During the week of Sept. 22, Hadsel and her associates, M.J. Davis and Michele Pagan, led about two dozen volunteers in cleaning, repairing and installing the scenic painted curtains.
They were painted by artist Charles Huiest of Troy, N.Y., around 1890. They include a country scene, a street scene, a “grand drape” landscape scene, two side panels and a valance.
A typical set would include a grand drape, country scene, town scene and two interior scenes. With all of these, actors/performers had just about every variety they’d need for a play or other performance.
Davis said she learned from Hadsel that the scenes were not necessarily meant to represent the town where they were installed, but more likely meant to represent any town in the country.
“Chris’ supposition is that the West Paris Grange placed an order for this set, he painted them in his Troy studio and shipped them to West Paris by rail,” Davis said.
The curtains will generally remain rolled up against the back wall.
“For events we can unroll them and have beautiful scenery in the background,” Davis said.
The curtains will be publicly unveiled Oct. 25 during the annual Gilfeather Turnip Festival.
The festival honors early settler John Gilfeather, who produced his own turnip. Davis said Gilfeather cut the tops and bottoms off his turnips so they could not be reproduced.
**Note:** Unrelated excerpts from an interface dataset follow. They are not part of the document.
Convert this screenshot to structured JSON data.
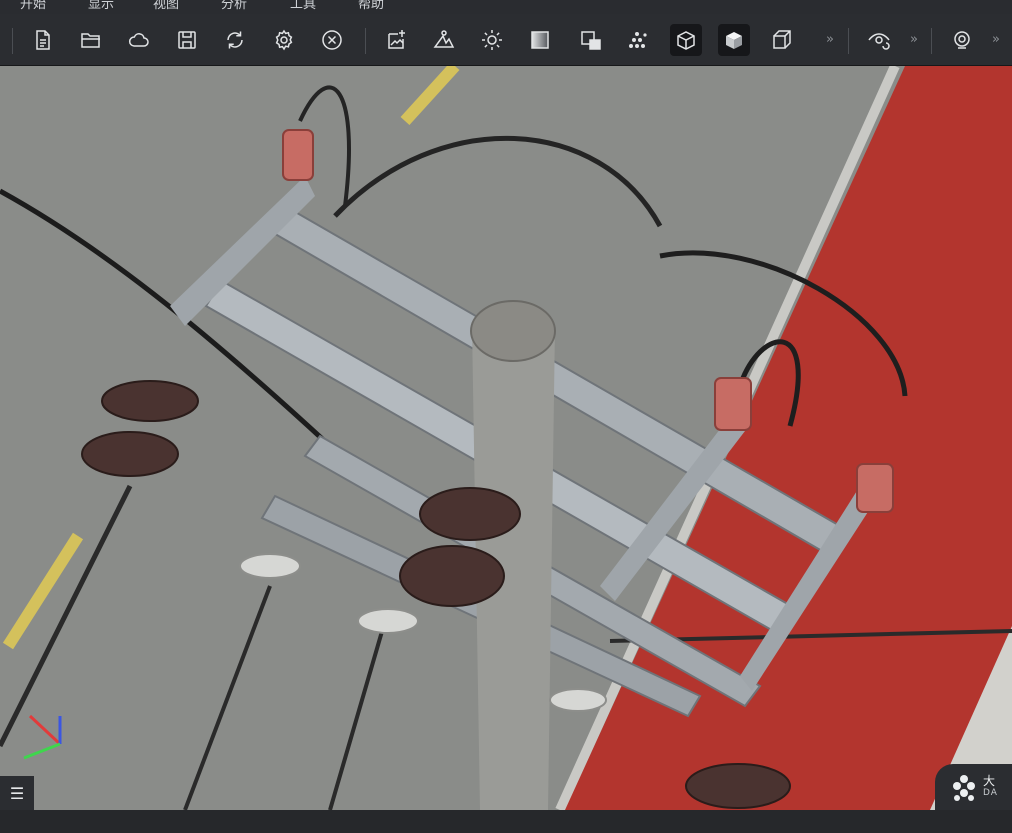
{
  "menu": {
    "items": [
      "开始",
      "显示",
      "视图",
      "分析",
      "工具",
      "帮助"
    ]
  },
  "toolbar": {
    "file_group": [
      "new-file-icon",
      "open-folder-icon",
      "cloud-icon",
      "save-icon",
      "refresh-icon",
      "settings-gear-icon",
      "close-circle-icon"
    ],
    "view_group": [
      "image-import-icon",
      "terrain-icon",
      "light-sun-icon",
      "gradient-icon",
      "layers-icon",
      "point-cloud-icon",
      "wireframe-cube-icon",
      "solid-cube-icon",
      "box-outline-icon"
    ],
    "more": "»",
    "active_buttons": [
      "wireframe-cube-icon",
      "solid-cube-icon"
    ]
  },
  "viewport": {
    "scene": "drone-view-utility-pole-crossarm",
    "panel_toggle": "☰",
    "brand_text_top": "大",
    "brand_text_bottom": "DA"
  },
  "colors": {
    "toolbar_bg": "#2b2d31",
    "road": "#8e8e8c",
    "track_red": "#b5322c",
    "lane_yellow": "#d8c35a"
  }
}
But the secret of the Gilfeather turnip was discovered by a neighbor who found and saved a small bottle of seeds.
For more information about Wardsboro Curtain Call, email [email protected] or call 802-896-6810.